How has your book been received?
“It’s been very well received. I got a blurb on the back cover from John Grisham, which is always nice, and one from author Erik Larsen and many others. It made NPRs Best Books 2020 and was a New York Times Editor’s Choice. It’s received really good review from The New York Times to the Associated Press to People magazine and Garden & Gun. I was pleased and the publisher was pleased with all of that.”
How has investigative reporting changed since you began your career?
“The book deals with that to some extent but not heavily. When the book starts, there is no internet and then later the internet came about and helped me track down some of the people I was looking for.
“Today there’s social media and so many other things out there that are helpful. It’s a blessing in that you can gather far more information but it can be a curse for those younger to think that the internet is the be all and end all of information, like there’s no information beyond the internet. That’s just far from the truth. Most of the information you need for a cold case is not on the Internet, it’s just not going to be there, so reporting can be a challenge.”
What is the Mississippi Center for Investigative Reporting that you founded and what is its focus?
“The Clarion-Ledger offered me a buyout and I wound up taking that in 2019 and started the Mississippi Center for Investigative Reporting, a nonprofit news organization. Debbie Skipper, a former longtime Clarion Ledger editor, is our managing editor.

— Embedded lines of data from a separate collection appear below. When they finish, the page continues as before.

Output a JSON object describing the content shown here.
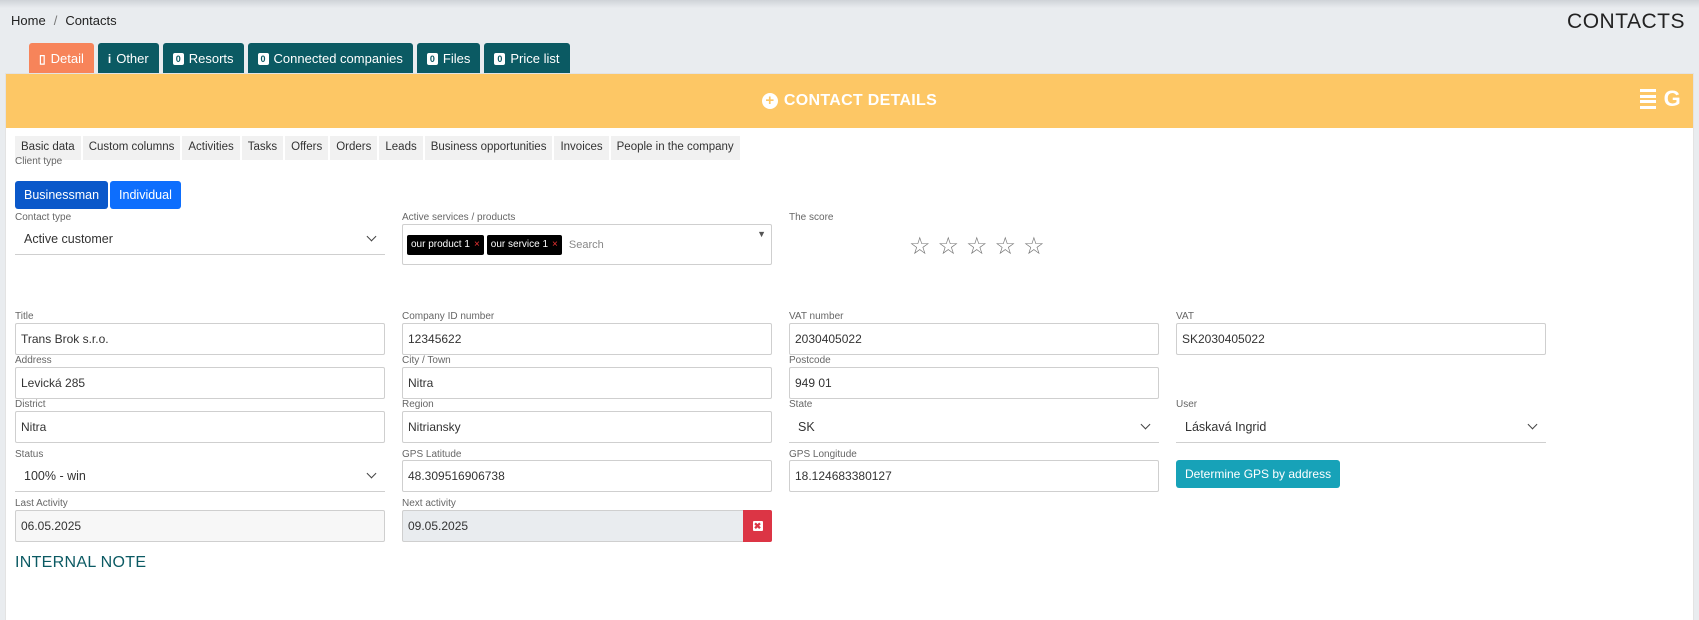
{
  "breadcrumb": {
    "home": "Home",
    "sep": "/",
    "current": "Contacts"
  },
  "page_title": "CONTACTS",
  "tabs": [
    {
      "label": "Detail",
      "icon": "building-icon",
      "glyph": "▯"
    },
    {
      "label": "Other",
      "icon": "info-icon",
      "glyph": "i"
    },
    {
      "label": "Resorts",
      "badge": "0"
    },
    {
      "label": "Connected companies",
      "badge": "0"
    },
    {
      "label": "Files",
      "badge": "0"
    },
    {
      "label": "Price list",
      "badge": "0"
    }
  ],
  "panel": {
    "title": "CONTACT DETAILS",
    "plus": "+",
    "tool_icon_g": "G"
  },
  "subtabs": [
    "Basic data",
    "Custom columns",
    "Activities",
    "Tasks",
    "Offers",
    "Orders",
    "Leads",
    "Business opportunities",
    "Invoices",
    "People in the company"
  ],
  "client_type": {
    "label": "Client type",
    "options": [
      "Businessman",
      "Individual"
    ]
  },
  "contact_type": {
    "label": "Contact type",
    "value": "Active customer"
  },
  "services": {
    "label": "Active services / products",
    "tags": [
      "our product 1",
      "our service 1"
    ],
    "remove": "×",
    "placeholder": "Search",
    "arrow": "▼"
  },
  "score": {
    "label": "The score",
    "value": 0,
    "max": 5,
    "star": "☆"
  },
  "fields": {
    "title": {
      "label": "Title",
      "value": "Trans Brok s.r.o."
    },
    "company_id": {
      "label": "Company ID number",
      "value": "12345622"
    },
    "vat_number": {
      "label": "VAT number",
      "value": "2030405022"
    },
    "vat": {
      "label": "VAT",
      "value": "SK2030405022"
    },
    "address": {
      "label": "Address",
      "value": "Levická 285"
    },
    "city": {
      "label": "City / Town",
      "value": "Nitra"
    },
    "postcode": {
      "label": "Postcode",
      "value": "949 01"
    },
    "district": {
      "label": "District",
      "value": "Nitra"
    },
    "region": {
      "label": "Region",
      "value": "Nitriansky"
    },
    "state": {
      "label": "State",
      "value": "SK"
    },
    "user": {
      "label": "User",
      "value": "Láskavá Ingrid"
    },
    "status": {
      "label": "Status",
      "value": "100% - win"
    },
    "gps_lat": {
      "label": "GPS Latitude",
      "value": "48.309516906738"
    },
    "gps_lon": {
      "label": "GPS Longitude",
      "value": "18.124683380127"
    },
    "last_activity": {
      "label": "Last Activity",
      "value": "06.05.2025"
    },
    "next_activity": {
      "label": "Next activity",
      "value": "09.05.2025"
    }
  },
  "gps_button": "Determine GPS by address",
  "clear_icon": "✖",
  "internal_note_title": "INTERNAL NOTE",
  "colors": {
    "header": "#fdc765",
    "tab": "#0b5a63",
    "active_tab": "#f7845a",
    "primary": "#0d6efd",
    "teal": "#17a2b8",
    "danger": "#dc3545"
  }
}
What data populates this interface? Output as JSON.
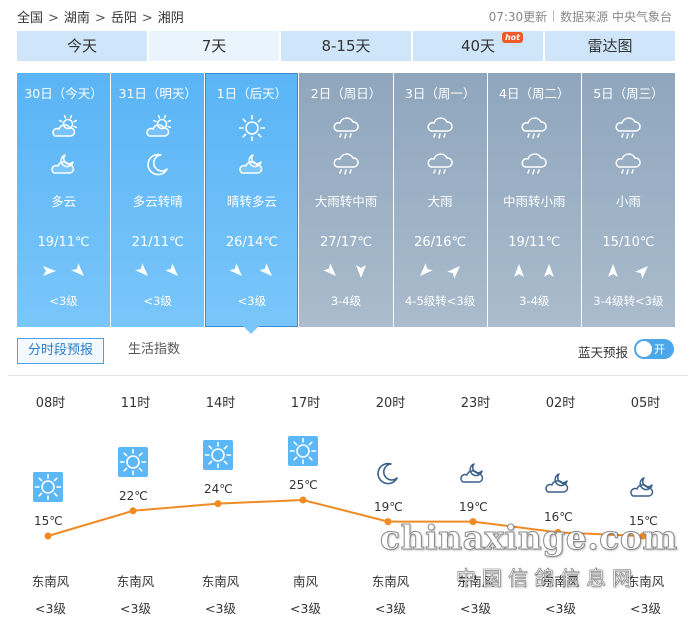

“We work with journalists and young journalists who happen to be college students on projects and try to make a difference. We’ve been reporting on diabetes. We wrote about the most diabetic place in America, which happened to be in the Delta on Arkansas side, and now, they’re trying to rally and do something about it. Diabetes is an issue that doesn’t get talked about that much, but it’s incredibly important. If we don’t change the trajectory of this disease, it could potentially bankrupt our healthcare system and it’s very devastating to families.”
Do you have any advice for students who would want to follow in your footsteps?
“I think that journalism is one of the most noble professions in the world. It’s a means by which we can help people and make a difference in people’s lives.
“The thing that is fascinating and great about reporting is that as a reporter, you have the absolute excuse to call anybody or email anybody you want to. You meet people from all walks of life that you would never meet otherwise and it’s a very rewarding profession.
“As a high school journalist in my hometown of Texarkana, Texas, I met Ronald Reagan and Jimmy Stewart. Ronald Reagan was campaigning for president in 1976 and Jimmy Stewart was campaigning with him. In 1982 while I was still in college and working full time for the Arkansas Democrat, I spent all day hanging out with Bill and Hillary Clinton.”
Do you have any books to recommend?
“I’m reading Stanley Nelson’s new book, ‘Klan of Devils: The Murder of a Black Louisiana Deputy Sheriff.’
“Another one I’ve just started that came highly recommended is ‘Say Nothing: A True Story of Murder and Memory in Northern Ireland’ by Patrick Radden Keefe. I was in New York and Rea Hederman and his wife told me about it.”